The Freer Family
Hugo Freer, the New Paltz Patentee, and his second wife Jeanne Wibau, along with their sons Hugo, Abraham and Isaac, came to America around 1675 or 1676. The Freer-Low Family Association was founded in 1962 and supports the Freer House.
The Gerows (or Girauds) were Huguenots who left France in the late 1680s. Daniel Giraud settled in New Rochelle, New York. In 1774, members of his family first purchased land in Plattekill, a hamlet near New Paltz. They moved there from Westchester County in 1781. The Gerow Family Association was formed in 1967.
Brothers Abraham and Jean Hasbrouck signed the New Paltz Patent. Abraham and his future wife, Maria Deyo, came to America in 1675. Jean, his wife Anna Deyo, and their children Maria, Anne and Hester, came to America in 1673. The Hasbrouck Family Association was founded in 1957. Today, it helps support to Abraham and Jean Hasbrouck Houses.
Brothers Simon and Andries LeFevre, both signers of the New Paltz patent, came to America before 1665. Simon married Elizabeth Deyo, daughter of Patentee Christian Deyo. Andries never married. Founded in 1967, the LeFevre Family Association supports the LeFevre House, which was built by Ezekiel Elting in 1799.
The Low Family
In 1735, Johannes Low, son of Matthew Louw and Jannetje VanHeyning, married Rebecca, the granddaughter of Patentee Hugo Freer. The Freer-Low Family Association supports the Freer House.
The Magny Families
The largest number of people bearing the names Magny, Manee, Maney, Manney, Manny and Many descend from three French Huguenot brothers who left France in the 1680s to escape persecution. The Magny Families Association was formed in 1979 to trace and organize information on the descendants of anyone bearing one of our similar names. The Magny Families Association supports Historic Huguenot Street.
The Schoonmaker Family
Hendrick Jochemsz Schoonmaker came to the Hudson Valley in 1653. After settling in the Kingston area, Hendrick and his wife, Elsie Janse, had six children: Jochem, Egbert, Engeltje, Hendrick, Volckerte and Hillitje. Jochem’s daughter Elsie was the first Schoonmaker to marry into one of the New Paltz families when she married Joseph Hasbrouck, son of Abraham Hasbrouck and Maria Deyo, in 1706.
Evert Dirksen, widower, and his two sons, Dirk and Jan Everte, arrived in America aboard the De Arent on March 15, 1663. Jan married Sytie Jacobz Van Etten in the Kingston Reformed Dutch Church in 1685. Their first child, Evert, was born in 1686. He was the first in the family to bear some form or the surname that evolved into Terwilliger.
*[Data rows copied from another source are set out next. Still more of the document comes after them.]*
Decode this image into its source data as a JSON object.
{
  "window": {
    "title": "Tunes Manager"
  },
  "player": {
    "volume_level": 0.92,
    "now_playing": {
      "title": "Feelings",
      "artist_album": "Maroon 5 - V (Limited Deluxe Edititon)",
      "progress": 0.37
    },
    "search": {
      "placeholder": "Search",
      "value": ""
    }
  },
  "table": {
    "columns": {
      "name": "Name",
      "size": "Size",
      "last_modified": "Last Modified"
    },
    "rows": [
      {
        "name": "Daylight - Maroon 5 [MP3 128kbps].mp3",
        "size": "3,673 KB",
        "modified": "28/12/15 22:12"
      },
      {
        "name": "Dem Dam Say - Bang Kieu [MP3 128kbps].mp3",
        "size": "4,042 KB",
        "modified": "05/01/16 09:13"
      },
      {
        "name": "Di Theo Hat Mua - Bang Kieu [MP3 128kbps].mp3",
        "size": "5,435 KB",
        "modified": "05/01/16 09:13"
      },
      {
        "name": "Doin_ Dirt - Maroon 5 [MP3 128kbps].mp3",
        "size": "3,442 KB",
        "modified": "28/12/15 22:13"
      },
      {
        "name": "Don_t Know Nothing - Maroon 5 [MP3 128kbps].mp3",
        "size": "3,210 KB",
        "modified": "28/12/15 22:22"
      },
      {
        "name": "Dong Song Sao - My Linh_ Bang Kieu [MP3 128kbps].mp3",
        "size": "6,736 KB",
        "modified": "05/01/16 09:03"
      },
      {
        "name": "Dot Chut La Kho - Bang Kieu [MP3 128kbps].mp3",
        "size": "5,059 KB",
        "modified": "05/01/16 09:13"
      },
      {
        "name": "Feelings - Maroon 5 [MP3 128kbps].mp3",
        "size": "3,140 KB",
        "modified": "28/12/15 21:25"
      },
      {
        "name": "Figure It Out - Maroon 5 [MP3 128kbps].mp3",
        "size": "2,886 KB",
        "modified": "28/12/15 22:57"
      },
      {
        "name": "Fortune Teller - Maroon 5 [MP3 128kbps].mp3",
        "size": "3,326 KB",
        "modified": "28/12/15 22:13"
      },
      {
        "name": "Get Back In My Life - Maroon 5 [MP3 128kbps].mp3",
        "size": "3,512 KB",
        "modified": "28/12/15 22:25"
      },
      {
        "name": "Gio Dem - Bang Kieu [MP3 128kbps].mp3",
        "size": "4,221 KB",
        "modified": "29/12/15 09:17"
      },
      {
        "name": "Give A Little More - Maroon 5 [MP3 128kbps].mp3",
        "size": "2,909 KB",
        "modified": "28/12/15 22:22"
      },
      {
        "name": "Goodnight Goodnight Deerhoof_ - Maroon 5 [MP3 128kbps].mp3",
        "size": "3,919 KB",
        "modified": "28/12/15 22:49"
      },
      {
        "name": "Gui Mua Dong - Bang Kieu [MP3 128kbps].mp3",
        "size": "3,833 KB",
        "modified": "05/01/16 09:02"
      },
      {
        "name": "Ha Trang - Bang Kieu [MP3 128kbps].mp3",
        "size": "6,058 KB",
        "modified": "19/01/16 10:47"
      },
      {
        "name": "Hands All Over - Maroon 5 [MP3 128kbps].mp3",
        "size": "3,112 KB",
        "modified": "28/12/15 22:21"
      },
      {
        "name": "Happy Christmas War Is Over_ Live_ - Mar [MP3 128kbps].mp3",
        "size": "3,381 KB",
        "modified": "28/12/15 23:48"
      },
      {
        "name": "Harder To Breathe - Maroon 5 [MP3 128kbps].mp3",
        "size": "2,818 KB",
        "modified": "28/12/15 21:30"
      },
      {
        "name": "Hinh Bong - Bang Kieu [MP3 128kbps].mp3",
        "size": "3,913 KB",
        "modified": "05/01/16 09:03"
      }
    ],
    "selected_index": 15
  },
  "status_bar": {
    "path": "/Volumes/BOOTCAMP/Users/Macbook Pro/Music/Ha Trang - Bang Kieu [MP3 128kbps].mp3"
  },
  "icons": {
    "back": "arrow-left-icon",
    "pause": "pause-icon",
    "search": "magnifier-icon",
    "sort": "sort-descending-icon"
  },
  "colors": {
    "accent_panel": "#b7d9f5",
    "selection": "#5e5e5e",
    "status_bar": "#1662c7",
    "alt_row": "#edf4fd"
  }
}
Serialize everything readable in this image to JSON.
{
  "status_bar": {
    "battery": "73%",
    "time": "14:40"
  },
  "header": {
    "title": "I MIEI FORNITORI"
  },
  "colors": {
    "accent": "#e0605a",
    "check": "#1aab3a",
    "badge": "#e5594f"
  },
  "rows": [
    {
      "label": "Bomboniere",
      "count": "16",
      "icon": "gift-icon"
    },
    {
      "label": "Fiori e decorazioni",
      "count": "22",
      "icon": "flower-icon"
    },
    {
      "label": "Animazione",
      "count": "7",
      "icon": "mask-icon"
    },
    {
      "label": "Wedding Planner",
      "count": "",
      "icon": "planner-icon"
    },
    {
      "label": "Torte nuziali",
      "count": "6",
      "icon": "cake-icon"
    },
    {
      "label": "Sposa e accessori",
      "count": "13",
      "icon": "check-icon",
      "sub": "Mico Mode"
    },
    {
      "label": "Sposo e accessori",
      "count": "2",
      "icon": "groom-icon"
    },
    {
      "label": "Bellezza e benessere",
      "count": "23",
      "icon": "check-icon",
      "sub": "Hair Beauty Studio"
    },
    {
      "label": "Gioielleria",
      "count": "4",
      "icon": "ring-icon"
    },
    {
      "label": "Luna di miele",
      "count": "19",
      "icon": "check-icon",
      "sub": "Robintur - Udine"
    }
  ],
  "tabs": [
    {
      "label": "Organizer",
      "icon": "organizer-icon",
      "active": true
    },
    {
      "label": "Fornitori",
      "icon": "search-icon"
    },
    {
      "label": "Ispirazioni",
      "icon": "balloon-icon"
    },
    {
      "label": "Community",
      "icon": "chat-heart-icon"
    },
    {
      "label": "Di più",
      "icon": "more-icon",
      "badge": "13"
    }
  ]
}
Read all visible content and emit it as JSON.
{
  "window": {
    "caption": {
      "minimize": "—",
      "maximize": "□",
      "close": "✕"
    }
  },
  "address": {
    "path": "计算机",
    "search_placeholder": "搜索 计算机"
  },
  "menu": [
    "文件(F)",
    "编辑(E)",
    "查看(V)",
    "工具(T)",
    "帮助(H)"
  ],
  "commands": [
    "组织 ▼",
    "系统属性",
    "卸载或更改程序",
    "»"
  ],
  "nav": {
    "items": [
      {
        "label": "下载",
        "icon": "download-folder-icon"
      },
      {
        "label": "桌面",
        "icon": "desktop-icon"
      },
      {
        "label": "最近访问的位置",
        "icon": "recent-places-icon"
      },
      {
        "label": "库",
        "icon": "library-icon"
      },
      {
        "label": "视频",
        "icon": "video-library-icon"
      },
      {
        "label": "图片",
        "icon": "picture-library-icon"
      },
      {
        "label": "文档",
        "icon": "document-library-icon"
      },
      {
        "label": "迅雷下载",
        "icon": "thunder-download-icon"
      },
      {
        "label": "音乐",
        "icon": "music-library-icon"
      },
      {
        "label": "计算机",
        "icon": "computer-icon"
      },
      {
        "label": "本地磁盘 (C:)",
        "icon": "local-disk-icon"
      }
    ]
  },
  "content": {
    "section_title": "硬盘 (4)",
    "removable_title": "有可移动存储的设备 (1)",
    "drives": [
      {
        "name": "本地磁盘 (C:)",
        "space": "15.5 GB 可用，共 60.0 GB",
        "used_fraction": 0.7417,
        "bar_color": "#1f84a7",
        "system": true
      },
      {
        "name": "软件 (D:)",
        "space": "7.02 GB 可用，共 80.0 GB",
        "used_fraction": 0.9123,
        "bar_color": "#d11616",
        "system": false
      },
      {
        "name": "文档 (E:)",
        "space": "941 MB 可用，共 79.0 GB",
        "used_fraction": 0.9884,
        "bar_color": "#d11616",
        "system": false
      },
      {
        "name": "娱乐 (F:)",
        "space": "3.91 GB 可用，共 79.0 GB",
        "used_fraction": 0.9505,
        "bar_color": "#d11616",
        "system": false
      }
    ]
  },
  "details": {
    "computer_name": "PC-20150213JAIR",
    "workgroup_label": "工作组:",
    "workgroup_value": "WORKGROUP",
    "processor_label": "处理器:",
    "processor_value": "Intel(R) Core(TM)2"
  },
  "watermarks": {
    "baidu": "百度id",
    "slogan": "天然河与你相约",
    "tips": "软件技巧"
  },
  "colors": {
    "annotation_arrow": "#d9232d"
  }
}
Evert married Sarah Freer, granddaughter of New Paltz Patentee Hugo Freer. In 1738, Evert and Sarah built a house four miles south of New Paltz. That house still stands today. The Terwilliger Family Association was formed in 1974.
For more information about these families, visit our Family Associations page.